◆ WHAT THE TASK REQUIRES:
Take from the records below each line that holds "desc".

- - -

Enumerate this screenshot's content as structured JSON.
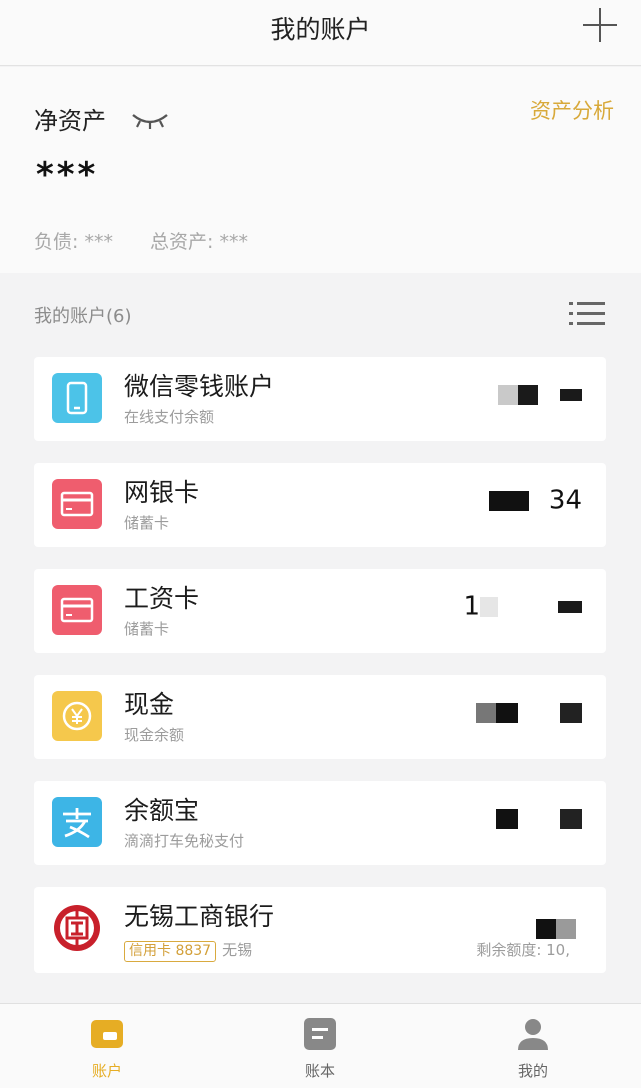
{
  "header": {
    "title": "我的账户"
  },
  "summary": {
    "net_label": "净资产",
    "net_value": "***",
    "analysis_link": "资产分析",
    "liabilities": "负债: ***",
    "total_assets": "总资产: ***"
  },
  "accounts_section": {
    "title": "我的账户(6)"
  },
  "accounts": [
    {
      "name": "微信零钱账户",
      "desc": "在线支付余额",
      "balance_visible": "",
      "icon": "phone-icon",
      "color": "#4cc3e8"
    },
    {
      "name": "网银卡",
      "desc": "储蓄卡",
      "balance_visible": "34",
      "icon": "card-icon",
      "color": "#ef5d6e"
    },
    {
      "name": "工资卡",
      "desc": "储蓄卡",
      "balance_visible": "1",
      "icon": "card-icon",
      "color": "#ef5d6e"
    },
    {
      "name": "现金",
      "desc": "现金余额",
      "balance_visible": "",
      "icon": "yuan-coin-icon",
      "color": "#f5c84c"
    },
    {
      "name": "余额宝",
      "desc": "滴滴打车免秘支付",
      "balance_visible": "",
      "icon": "alipay-icon",
      "color": "#3db5e6"
    },
    {
      "name": "无锡工商银行",
      "tag": "信用卡 8837",
      "location": "无锡",
      "remaining_label": "剩余额度: 10,",
      "icon": "icbc-logo-icon",
      "color": "#c8202b"
    }
  ],
  "tabbar": {
    "tabs": [
      {
        "label": "账户",
        "active": true
      },
      {
        "label": "账本",
        "active": false
      },
      {
        "label": "我的",
        "active": false
      }
    ],
    "active_color": "#e6ad24",
    "inactive_color": "#666666"
  }
}
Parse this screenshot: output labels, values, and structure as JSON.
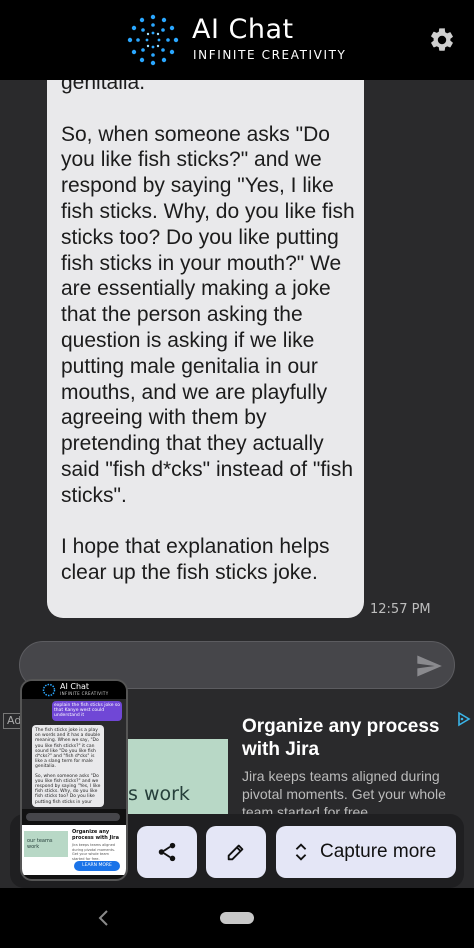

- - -

◆ EXERCISE ANSWER:
      "desc": "在线支付余额",
      "desc": "储蓄卡",
      "desc": "储蓄卡",
      "desc": "现金余额",
      "desc": "滴滴打车免秘支付",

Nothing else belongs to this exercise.